EXERCISE GOAL.
Find every line in the records below that holds the word "content" and copy it.

[SOURCE RECORDS Boundary: Start]

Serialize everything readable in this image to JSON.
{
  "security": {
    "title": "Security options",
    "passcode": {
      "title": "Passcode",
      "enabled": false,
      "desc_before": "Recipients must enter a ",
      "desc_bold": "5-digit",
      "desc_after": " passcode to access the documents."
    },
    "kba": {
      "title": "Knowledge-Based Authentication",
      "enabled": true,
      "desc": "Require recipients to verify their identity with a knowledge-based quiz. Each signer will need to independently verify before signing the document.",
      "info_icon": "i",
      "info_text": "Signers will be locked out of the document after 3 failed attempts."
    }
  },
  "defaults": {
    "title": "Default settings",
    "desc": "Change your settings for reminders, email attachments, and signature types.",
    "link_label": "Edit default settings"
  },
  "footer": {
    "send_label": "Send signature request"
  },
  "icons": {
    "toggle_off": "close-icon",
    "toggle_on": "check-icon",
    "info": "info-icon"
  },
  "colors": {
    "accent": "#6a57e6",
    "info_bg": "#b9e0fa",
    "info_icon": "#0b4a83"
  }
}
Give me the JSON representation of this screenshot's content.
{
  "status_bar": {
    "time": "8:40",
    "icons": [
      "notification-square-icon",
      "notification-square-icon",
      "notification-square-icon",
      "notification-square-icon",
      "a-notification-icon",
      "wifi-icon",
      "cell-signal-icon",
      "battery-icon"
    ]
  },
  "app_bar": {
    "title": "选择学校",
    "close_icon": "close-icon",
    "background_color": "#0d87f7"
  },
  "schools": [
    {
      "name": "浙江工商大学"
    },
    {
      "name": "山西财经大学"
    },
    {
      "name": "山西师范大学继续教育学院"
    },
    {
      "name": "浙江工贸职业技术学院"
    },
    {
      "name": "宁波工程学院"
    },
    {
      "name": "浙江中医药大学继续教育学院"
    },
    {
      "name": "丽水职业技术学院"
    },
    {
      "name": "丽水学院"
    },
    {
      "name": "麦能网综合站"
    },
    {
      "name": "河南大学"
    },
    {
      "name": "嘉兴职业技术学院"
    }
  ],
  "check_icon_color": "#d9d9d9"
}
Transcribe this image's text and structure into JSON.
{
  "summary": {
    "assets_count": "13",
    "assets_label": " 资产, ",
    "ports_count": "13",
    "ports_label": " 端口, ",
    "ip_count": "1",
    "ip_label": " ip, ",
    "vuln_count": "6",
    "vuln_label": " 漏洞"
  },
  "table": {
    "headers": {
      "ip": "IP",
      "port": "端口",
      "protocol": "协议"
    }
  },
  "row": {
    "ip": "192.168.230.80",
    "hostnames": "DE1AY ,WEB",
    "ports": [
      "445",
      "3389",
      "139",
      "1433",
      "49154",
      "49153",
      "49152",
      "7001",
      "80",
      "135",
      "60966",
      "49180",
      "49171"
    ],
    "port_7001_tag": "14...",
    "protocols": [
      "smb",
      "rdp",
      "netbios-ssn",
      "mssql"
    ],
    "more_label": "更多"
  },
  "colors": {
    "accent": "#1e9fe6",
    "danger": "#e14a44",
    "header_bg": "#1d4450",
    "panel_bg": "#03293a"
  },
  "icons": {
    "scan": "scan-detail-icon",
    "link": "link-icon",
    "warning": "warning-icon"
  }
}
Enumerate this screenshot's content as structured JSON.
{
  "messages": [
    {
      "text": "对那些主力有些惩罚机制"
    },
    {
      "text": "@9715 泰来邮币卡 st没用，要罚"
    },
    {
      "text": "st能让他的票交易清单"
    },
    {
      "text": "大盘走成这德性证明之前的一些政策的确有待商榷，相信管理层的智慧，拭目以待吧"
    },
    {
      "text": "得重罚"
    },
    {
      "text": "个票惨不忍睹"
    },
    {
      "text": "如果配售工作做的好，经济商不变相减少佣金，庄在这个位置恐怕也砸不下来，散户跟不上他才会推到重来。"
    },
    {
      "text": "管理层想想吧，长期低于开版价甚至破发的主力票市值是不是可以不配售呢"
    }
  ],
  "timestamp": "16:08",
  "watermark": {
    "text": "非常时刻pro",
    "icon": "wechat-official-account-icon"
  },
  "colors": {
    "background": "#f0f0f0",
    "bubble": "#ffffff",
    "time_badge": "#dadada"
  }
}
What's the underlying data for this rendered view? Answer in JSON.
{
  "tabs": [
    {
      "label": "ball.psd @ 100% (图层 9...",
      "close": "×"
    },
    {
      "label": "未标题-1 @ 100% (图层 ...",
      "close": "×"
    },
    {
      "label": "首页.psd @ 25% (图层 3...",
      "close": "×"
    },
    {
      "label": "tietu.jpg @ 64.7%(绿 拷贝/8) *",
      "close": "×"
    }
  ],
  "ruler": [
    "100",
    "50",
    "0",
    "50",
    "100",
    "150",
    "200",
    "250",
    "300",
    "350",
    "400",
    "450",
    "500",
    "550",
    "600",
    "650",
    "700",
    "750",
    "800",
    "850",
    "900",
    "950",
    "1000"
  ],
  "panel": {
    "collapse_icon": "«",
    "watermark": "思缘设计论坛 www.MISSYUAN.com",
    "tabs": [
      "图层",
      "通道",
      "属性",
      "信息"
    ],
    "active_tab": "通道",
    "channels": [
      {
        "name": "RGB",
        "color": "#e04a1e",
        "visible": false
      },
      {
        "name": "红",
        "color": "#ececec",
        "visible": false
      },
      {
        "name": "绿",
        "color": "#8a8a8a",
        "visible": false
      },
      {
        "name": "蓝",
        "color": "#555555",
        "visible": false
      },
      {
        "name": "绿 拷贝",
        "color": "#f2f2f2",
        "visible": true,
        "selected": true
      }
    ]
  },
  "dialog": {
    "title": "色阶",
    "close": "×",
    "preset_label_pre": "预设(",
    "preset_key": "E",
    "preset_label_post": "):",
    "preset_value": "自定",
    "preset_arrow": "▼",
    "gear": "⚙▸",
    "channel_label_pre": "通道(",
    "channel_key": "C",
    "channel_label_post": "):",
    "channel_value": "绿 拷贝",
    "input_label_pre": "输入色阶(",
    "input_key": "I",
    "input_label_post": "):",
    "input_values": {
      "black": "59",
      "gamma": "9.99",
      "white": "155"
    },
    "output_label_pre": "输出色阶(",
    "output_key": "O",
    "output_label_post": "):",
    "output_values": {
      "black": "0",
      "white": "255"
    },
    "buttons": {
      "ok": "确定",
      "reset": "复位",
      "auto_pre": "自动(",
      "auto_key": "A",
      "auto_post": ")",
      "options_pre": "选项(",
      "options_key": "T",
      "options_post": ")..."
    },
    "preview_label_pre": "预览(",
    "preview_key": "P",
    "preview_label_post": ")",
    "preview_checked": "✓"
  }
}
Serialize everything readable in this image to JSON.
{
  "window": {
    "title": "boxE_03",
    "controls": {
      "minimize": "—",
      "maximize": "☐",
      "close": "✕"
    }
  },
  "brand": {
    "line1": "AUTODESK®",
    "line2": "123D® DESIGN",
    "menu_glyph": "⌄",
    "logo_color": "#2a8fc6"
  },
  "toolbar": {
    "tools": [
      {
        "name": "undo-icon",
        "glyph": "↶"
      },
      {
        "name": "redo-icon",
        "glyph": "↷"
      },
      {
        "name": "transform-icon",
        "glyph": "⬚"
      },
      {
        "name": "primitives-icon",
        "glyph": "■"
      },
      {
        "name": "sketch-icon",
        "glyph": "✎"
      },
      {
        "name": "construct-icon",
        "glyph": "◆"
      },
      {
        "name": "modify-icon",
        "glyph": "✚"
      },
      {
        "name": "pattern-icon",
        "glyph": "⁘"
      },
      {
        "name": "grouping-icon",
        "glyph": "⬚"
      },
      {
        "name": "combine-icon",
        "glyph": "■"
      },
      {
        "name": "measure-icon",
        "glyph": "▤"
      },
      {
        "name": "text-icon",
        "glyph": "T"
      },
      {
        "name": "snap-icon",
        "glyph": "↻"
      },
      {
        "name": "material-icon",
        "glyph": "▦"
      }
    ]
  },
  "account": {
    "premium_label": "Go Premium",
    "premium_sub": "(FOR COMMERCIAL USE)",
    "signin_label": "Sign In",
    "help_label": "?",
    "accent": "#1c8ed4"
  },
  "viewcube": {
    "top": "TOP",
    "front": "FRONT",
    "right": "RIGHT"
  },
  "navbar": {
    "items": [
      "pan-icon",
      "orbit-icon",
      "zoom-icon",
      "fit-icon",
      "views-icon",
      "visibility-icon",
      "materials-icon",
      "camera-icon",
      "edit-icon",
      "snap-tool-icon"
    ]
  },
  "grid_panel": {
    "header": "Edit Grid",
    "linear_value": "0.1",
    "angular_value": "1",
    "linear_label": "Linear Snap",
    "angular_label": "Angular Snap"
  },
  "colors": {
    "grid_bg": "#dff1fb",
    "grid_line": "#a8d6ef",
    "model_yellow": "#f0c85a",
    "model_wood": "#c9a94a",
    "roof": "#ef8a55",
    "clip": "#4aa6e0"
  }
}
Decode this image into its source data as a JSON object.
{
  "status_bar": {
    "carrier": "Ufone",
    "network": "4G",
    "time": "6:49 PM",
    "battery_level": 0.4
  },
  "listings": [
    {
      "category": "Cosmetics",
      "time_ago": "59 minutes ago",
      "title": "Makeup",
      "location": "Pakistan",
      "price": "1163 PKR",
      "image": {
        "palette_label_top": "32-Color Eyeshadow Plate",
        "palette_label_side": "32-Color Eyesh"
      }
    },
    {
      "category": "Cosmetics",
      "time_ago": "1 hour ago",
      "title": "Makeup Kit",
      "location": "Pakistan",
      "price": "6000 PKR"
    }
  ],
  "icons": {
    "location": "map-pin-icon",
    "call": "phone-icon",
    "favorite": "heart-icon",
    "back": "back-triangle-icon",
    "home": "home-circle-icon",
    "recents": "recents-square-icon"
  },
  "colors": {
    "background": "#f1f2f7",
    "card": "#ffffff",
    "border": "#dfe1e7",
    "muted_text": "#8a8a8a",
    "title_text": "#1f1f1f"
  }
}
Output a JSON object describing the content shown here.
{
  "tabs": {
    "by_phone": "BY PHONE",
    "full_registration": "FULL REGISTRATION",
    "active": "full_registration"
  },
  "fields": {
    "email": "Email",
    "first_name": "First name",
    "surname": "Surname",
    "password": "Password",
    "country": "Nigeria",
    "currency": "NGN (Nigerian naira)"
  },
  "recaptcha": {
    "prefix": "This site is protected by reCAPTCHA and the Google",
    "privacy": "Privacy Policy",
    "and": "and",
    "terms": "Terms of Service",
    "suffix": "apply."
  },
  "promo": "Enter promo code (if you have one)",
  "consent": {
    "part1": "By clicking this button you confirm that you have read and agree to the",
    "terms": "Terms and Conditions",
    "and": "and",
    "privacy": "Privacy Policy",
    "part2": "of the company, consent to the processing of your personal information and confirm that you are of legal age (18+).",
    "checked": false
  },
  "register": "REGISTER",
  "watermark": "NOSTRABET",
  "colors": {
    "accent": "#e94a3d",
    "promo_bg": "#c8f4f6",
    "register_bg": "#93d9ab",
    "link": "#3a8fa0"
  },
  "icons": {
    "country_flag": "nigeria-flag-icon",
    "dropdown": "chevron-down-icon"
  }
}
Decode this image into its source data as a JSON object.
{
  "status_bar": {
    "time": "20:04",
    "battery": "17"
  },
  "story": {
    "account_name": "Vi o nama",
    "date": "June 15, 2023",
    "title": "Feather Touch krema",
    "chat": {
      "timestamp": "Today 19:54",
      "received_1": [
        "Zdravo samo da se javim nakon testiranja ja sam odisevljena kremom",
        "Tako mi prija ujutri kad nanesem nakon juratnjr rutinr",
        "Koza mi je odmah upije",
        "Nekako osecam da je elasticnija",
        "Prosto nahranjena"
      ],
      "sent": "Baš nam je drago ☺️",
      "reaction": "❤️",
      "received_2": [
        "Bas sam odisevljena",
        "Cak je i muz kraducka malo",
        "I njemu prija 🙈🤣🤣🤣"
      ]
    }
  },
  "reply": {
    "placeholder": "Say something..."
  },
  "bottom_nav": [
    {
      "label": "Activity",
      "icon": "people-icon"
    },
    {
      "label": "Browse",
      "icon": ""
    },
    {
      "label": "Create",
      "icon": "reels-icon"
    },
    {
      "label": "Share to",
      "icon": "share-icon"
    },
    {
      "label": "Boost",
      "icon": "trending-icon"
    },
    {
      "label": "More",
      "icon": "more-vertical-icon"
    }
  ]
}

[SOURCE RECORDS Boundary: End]

EXERCISE RESPONSE.
Give me the JSON representation of this screenshot's content.
Enumerate this screenshot's content as structured JSON.
Output a JSON object describing the content shown here.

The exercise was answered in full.